Search America's historic newspaper pages from 1789-1963 or use the U.S. Newspaper Directory to find information about American newspapers published between 1690-present. Chronicling America is sponsored jointly by the
National Endowment for the Humanities and the Library of Congress. external link Learn more
Image provided by: University of Illinois at Urbana-Champaign Library, Urbana, IL
Newspaper Page Text
DID YGU EVER TRY TO "CORNER" A HEN?
It is lucky the hen is not attached to the hind and that she can
not be induced absolutely to quit laying in the Winter. Think what
the egg trust would do to us if such were the case!
The monopoly would secure the land so that only a limited
number of hens could run, and when the output of eggs in December
and January had been absolutely throttled the price of- eggs would
amount to a dollar apiece. Then none but the very rich could have
It seems hard to pay 50 cents a dozen for eggs in winter, but
think what comfort the egg is even at four or five cents apiece. It
is cheaper than sirloin at 32 cents a pound, and it is getting to be
cheaper than the bacon which the beef trust sends us in glass jafs
and nice pasteboard boxes. In fact, the four and five-cent egg is
about the only way we can keep nourished during these days of high-,
priced meat. . ,
The hen is our saviour. She insists on not being cornered. Just
try to catch a hen and see how hard it is. The beef trust runs her'
up into a bit of the backyard, and first thing we know she has rum
between the old man's legs and is out cackling again in the open.
Sometimes we cuss her for scfatching up the garden, but just'
think how fine it is that she can't be attached to the soil like a rail-'
The basis of monopoly is this fixity to the soil. Given anyJ
product where a certain location on certain ground is essential and'
you can bet your last hat the trust will get it. But given a hen with'
a disposition to roam at large in the dewy morning or in the frosty--
atternoon, and then to benevolently seek out a soapbox and lay an-'
other egg beside the old doorknob, and the trust can't grapple with
When it is the hen against the trust, our bet is on the hen.
AFTER THE COLLECTION
Scene The bar of a saloon.
Enter poor woman, weeping.

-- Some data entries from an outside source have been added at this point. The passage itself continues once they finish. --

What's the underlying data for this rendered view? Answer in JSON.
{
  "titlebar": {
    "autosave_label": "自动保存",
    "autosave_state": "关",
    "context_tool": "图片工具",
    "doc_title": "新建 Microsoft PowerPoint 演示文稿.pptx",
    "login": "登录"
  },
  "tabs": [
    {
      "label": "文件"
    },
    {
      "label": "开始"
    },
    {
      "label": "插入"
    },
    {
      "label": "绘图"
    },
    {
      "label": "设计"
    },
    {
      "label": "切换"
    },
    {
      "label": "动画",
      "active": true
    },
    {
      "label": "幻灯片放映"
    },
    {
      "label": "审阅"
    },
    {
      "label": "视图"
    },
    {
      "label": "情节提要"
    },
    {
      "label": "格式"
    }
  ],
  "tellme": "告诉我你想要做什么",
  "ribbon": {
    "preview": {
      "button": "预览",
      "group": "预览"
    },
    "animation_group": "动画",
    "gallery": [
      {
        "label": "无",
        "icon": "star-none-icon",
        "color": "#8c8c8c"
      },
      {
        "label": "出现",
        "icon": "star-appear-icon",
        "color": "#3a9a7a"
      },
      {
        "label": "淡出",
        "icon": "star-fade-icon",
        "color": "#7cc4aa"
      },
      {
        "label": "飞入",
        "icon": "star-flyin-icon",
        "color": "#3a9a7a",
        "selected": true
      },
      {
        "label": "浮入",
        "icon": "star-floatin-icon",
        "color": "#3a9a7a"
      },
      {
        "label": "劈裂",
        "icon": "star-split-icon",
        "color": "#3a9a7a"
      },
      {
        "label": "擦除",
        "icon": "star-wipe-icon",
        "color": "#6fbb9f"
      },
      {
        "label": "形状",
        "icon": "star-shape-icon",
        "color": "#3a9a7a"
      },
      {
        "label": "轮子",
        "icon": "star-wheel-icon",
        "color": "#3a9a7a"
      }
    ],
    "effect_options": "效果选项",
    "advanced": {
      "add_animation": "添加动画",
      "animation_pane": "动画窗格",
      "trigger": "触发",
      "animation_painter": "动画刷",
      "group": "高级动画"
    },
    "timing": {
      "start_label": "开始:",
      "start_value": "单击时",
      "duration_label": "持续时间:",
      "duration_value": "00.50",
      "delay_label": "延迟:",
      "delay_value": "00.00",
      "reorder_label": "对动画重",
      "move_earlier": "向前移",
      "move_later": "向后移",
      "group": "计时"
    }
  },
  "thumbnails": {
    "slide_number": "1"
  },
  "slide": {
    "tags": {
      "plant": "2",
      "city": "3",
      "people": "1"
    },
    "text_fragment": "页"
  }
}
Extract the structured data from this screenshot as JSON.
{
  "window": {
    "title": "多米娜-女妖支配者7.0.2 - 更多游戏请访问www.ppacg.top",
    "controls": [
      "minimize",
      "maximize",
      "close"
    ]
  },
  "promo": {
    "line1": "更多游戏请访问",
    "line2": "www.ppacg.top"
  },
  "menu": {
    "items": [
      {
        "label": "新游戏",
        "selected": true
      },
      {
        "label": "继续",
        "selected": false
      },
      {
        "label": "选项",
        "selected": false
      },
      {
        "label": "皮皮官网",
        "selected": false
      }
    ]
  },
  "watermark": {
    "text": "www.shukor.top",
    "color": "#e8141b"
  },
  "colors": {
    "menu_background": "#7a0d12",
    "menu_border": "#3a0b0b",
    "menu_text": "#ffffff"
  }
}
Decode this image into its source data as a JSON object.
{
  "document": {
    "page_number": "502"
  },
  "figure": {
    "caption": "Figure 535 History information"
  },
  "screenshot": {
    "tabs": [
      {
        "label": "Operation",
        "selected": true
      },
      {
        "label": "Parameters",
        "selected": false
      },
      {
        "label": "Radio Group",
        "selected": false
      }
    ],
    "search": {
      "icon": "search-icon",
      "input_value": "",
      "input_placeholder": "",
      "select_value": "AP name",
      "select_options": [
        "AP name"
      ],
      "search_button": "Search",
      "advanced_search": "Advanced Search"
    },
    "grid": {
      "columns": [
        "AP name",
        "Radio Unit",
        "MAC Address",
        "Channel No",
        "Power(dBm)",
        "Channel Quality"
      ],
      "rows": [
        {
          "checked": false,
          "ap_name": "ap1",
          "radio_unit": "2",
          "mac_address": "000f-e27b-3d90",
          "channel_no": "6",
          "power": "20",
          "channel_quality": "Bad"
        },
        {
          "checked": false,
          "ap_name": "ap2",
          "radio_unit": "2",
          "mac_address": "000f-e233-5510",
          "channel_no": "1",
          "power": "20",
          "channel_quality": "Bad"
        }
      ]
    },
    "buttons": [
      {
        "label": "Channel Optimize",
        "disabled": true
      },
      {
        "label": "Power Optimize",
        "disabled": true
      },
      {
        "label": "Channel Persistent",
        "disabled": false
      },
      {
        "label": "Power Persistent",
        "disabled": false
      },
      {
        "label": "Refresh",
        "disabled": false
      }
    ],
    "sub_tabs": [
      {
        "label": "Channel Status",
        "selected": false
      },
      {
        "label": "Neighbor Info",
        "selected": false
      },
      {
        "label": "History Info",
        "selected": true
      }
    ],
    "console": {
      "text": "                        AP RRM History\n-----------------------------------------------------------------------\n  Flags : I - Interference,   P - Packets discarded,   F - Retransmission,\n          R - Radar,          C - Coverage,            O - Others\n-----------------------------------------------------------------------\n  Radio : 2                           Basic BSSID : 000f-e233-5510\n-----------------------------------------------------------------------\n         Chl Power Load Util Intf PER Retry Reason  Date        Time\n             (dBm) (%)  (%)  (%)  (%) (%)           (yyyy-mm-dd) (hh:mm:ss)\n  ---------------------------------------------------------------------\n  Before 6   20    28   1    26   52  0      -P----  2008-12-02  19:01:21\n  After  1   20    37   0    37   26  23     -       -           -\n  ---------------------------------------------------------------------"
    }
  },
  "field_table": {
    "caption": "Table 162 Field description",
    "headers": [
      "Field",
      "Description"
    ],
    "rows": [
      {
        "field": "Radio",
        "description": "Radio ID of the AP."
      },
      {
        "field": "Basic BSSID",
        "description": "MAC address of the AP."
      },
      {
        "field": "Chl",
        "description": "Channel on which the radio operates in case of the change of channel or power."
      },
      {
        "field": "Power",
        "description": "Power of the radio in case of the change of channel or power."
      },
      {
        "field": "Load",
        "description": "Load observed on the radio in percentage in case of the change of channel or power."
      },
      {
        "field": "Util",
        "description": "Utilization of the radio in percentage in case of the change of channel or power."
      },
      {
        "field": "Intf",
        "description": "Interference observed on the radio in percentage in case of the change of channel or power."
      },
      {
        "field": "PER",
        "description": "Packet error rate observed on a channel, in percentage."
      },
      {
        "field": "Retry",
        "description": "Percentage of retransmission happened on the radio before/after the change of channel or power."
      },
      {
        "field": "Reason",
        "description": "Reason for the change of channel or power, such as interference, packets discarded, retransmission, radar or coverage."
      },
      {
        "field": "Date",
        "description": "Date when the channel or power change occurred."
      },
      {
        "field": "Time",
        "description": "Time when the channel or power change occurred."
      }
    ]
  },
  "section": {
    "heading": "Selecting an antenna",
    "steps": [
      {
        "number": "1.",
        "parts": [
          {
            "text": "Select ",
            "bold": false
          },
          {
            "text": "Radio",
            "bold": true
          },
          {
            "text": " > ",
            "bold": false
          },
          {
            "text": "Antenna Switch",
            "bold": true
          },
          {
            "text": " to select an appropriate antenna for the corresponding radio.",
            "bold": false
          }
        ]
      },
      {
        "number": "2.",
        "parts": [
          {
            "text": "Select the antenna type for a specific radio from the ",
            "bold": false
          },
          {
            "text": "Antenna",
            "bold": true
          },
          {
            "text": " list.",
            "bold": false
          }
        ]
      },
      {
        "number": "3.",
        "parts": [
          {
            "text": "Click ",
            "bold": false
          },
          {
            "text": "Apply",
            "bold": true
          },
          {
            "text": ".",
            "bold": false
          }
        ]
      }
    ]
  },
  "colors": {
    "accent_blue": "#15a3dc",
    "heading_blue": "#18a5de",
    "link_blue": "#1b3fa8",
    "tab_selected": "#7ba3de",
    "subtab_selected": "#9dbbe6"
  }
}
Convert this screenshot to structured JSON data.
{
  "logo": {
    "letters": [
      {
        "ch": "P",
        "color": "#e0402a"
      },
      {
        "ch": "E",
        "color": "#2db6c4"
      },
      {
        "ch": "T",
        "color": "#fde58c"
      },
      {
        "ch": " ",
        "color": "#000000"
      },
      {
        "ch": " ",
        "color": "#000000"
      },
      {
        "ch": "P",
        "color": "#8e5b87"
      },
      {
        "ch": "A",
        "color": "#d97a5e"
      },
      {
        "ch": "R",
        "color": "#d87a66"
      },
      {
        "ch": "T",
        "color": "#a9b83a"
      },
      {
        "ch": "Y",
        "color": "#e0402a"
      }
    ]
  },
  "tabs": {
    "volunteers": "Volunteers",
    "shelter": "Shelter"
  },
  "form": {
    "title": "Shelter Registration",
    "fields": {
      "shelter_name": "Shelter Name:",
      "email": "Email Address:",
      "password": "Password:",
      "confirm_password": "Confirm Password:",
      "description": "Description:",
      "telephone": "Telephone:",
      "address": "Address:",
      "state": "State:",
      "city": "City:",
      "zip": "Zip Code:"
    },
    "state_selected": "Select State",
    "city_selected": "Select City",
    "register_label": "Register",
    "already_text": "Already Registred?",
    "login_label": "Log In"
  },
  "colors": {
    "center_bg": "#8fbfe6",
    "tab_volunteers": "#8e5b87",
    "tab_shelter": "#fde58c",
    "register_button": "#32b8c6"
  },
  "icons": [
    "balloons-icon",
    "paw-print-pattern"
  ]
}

"My poor little Nellie has just
been run over and killed," she
They were only hard-working
men, but their hearts were touch
ed, and soon a hat was being
passed round for the afflicted
"How old was she?" asked one
of her rough sympathizers.
"Five years," she answered, as'
she received the collection. And7
then she astonished them all by
adding: "And I've had her ever"
since she was a kitten."
"McKee was badly hurt in that
car smash, wasn't he. doctor?"
"Very. We had to amputate both'
legs." "How sad! Will he pull
through?" "Oh, yes; we'll have
him on his feet again in less than